Air India chief defends paying Kremlin millions to keep flying over Russia
Air India has defended paying the Kremlin millions to fly over Russian airspace as it prepares to ramp up its UK operations.
Despite the Kremlin's war on Ukraine, Campbell Wilson, chief executive, said Air India was open to flying over Russia to UK and US destinations “if that’s the way the winds are blowing and it is most economical”.
Doing so could lead to millions of pounds being handed to the Kremlin in so-called overflight charges. Prior to the pandemic, Russia generated $1.7bn (£1.3bn) from overflight charges each year.

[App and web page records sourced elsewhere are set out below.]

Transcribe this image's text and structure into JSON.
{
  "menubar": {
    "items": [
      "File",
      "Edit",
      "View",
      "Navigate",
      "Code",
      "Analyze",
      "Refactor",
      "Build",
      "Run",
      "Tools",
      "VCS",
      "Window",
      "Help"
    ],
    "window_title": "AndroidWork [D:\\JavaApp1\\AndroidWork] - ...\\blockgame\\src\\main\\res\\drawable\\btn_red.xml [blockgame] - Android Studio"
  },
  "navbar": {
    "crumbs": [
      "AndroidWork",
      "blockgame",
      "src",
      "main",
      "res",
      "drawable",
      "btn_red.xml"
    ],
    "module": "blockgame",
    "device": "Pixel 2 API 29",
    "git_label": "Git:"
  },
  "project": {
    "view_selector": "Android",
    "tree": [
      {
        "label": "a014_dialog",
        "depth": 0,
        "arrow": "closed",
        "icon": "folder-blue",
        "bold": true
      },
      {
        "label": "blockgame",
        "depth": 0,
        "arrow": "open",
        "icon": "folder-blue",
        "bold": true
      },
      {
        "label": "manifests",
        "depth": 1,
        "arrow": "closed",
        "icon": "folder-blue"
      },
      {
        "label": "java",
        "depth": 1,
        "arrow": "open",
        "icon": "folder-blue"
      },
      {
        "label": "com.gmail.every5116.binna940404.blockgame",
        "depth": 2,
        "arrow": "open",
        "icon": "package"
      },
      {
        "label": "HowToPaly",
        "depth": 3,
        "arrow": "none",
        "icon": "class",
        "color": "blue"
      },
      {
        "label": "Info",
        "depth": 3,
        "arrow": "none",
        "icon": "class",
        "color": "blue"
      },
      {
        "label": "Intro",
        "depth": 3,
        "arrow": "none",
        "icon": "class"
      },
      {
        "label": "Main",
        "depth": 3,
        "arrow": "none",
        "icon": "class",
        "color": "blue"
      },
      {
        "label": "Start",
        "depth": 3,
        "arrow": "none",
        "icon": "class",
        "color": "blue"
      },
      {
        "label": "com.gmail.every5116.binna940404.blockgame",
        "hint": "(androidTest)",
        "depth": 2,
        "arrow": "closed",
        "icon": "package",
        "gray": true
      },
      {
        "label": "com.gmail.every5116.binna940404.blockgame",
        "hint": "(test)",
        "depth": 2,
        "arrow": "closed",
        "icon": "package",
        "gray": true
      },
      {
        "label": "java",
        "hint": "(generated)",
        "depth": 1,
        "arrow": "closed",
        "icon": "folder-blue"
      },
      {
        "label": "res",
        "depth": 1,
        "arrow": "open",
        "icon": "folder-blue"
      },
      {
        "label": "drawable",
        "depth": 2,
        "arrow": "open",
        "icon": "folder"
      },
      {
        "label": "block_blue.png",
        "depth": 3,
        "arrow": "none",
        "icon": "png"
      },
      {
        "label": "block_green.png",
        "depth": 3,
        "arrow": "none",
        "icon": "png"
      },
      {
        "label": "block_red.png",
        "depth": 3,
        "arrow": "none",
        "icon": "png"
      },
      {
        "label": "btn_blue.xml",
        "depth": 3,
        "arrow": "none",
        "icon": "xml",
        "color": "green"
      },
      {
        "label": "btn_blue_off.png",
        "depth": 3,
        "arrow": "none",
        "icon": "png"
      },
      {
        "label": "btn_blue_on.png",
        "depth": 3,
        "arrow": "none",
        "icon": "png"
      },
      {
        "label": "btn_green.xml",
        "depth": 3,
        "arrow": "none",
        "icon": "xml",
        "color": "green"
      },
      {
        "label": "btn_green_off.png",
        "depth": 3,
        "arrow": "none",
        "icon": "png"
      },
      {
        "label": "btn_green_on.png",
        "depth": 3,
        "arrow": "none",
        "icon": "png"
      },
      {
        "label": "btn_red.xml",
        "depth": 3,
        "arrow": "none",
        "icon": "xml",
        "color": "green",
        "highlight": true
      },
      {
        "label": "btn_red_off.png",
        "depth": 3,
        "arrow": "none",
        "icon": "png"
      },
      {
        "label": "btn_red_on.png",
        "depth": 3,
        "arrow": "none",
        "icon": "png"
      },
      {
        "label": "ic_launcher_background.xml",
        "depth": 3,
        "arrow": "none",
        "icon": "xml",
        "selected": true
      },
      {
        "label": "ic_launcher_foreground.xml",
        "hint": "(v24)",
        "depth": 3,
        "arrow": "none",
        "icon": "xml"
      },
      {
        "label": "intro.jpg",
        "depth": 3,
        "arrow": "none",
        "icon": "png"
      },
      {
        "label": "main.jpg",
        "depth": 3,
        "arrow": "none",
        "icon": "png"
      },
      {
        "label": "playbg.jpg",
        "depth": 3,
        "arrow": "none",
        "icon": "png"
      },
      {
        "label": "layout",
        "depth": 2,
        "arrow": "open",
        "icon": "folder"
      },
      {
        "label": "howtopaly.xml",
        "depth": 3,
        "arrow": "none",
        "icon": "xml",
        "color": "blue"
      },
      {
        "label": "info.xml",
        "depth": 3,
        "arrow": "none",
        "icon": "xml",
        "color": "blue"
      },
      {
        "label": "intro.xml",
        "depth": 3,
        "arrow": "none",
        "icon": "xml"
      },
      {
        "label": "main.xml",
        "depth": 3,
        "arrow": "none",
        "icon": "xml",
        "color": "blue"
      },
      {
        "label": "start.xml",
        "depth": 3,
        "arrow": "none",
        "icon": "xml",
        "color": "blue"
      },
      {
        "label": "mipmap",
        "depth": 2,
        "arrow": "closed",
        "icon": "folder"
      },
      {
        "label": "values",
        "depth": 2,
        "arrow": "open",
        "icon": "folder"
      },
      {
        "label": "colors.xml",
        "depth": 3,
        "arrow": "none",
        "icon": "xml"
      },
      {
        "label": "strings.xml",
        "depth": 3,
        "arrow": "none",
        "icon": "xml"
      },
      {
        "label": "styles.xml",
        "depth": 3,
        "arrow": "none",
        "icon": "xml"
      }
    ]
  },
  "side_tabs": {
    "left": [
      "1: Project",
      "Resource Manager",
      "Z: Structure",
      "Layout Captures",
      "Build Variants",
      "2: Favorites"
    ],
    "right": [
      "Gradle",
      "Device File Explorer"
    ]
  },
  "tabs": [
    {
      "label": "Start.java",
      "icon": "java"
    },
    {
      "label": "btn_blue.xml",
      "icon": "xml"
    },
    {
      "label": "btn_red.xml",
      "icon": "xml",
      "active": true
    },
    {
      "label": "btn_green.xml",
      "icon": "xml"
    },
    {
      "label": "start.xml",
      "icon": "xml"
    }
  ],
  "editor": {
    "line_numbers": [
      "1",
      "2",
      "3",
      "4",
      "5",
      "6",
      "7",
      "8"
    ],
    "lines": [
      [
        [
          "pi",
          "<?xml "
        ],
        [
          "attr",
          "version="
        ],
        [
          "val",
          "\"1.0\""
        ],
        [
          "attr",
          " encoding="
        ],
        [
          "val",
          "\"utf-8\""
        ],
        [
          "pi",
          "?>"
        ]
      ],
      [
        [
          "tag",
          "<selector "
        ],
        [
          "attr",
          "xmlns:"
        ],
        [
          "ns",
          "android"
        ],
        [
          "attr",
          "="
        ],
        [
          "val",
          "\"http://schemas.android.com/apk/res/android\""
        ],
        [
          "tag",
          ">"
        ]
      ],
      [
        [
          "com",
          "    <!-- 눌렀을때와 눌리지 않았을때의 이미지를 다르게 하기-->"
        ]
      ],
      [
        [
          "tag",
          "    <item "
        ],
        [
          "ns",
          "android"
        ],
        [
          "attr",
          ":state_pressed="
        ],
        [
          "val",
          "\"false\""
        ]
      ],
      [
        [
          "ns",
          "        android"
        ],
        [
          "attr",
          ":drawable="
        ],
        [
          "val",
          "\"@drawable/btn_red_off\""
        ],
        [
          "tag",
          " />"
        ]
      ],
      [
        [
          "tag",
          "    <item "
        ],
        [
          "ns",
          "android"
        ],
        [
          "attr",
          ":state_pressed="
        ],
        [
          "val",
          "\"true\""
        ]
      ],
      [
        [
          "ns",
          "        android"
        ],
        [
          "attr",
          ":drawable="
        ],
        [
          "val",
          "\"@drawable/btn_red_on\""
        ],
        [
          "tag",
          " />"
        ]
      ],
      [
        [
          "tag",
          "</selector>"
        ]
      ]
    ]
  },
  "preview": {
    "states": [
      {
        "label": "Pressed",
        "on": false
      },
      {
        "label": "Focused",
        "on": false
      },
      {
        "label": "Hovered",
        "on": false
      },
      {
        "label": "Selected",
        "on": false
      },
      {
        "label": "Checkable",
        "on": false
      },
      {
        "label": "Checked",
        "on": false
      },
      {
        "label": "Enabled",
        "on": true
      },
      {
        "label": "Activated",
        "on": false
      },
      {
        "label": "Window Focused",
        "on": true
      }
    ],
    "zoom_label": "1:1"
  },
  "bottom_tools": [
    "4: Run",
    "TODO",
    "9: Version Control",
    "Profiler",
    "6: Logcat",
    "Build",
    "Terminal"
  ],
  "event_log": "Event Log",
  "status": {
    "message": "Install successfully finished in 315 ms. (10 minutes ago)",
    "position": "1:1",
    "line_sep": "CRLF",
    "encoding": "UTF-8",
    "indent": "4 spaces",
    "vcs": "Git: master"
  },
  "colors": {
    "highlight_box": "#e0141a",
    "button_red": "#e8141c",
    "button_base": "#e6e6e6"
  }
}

Mr Wilson told the Telegraph: “You guys [the UK] are buying gas. You guys are buying oil. How much investment from the Russian diaspora do you have in Kensington and other places?
“The whole principle of if Country A and Country B are having a conflict, and then Country A insists country C has to do X, Y and Z. That’s a precedent that I think we all need to be careful of.”
The UK has banned imports of Russian oil and gas. Ministers have also introduced new legislation in the wake of Russia’s invasion of Ukraine which requires foreign companies holding UK property to identify their beneficial owners in a public register.
Mr Wilson added: “I absolutely don't sanction or condone or support the conflict. But aviation is probably the biggest enabler of global peace and connectivity because it brings people together, makes cultures mix, and reduces just the natural us versus them nature of humanity.
“And if we constrain that, is that a negative or positive? I think it's a clear negative.”
It comes as Air India prepares a major expansion to rival the likes of British Airways and Emirates.
The company, which is India's flag carrier, is funded by a joint venture between Tata, the owner of Jaguar Land Rover and Tata Steel, and Singapore Airlines.
The airline has already announced one of the largest aircraft orders in history, with plans to buy 470 planes from Boeing and Airbus to revitalise its fleet.
Britain is Air India’s second-biggest international market after North America. Mr Wilson said Air India would begin flying from Gatwick as well as Heathrow.
Most Western airlines have halted flying over Russia, Belarus and Ukraine over safety fears and financial sanctions that prevent funding the war against Ukraine.
Sir Richard Branson last November backed a ban for Chinese airlines that arrive in Britain after travelling over Russian airspace.
Chinese commercial carriers have not been landing in the UK until recently because of Beijing’s zero-Covid policy.
Like China, India has maintained diplomatic relations with Moscow despite international outcry against Mr Putin’s war in Ukraine.
Mr Wilson added: “If we prevent certain carriers from overflying certain places, it doesn't necessarily stop people moving. It just changes where they're moving through. And that is putting a thumb on the scale of competition. And is that the right thing to do? Because then you are going to get perverse outcomes.
“You're going to get more circuitous routings and therefore more emissions. You're getting higher prices. You're going to get carriers [prices] artificially inflated, you're going to get carriers artificially deflated.”